Do not plan on having a whole helluva lot of time to make a decision on whether or not you will take the job. Whereas my fellow graduate student colleagues who were courting jobs in the US had weeks to collect and compare offers, I had about oh, 4 days (and I think even that was pushing it!). My plan was to try and shore up at least two offers so I could decide between them. Well, getting to the UK for two interviews in the time I had to make a decision was simply not happening.

Finally, the other thing I found to be a bit odd is that the overall interview setup was a bit different. Instead of just you being interviewed, expect to be interviewed in close proximity to your competition. After I gave my job talk and chatted with my current PI for a bit, I checked out the lab and talked with various people. At this time interviewee number two was giving their talk. This led to a couple of awkward moments as we were being shuttled around so as not to bump into each other too much. But of course, on the way out I inevitably see the other folks who are waiting for their interview.

Of course, there is always the caveat that some of this is not UK specific but is specific to my PI (although I know for a fact that the “If I offered you a job” bit is UK wide). Any comments from any other UK postdocs? Similar or different experiences?

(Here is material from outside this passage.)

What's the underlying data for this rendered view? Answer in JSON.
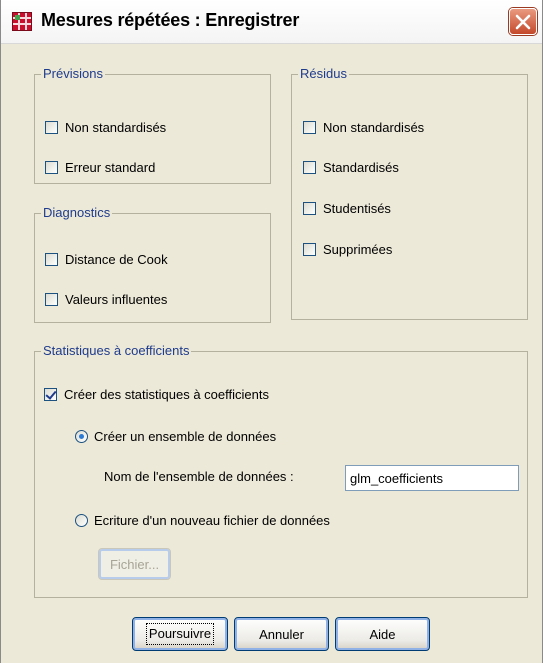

**Note: I changed the wording here a bit after reading Dorothy’s comment below. I would not want to mislead someone inadvertently. This is not a job offer but, I would say, is very close to a job offer.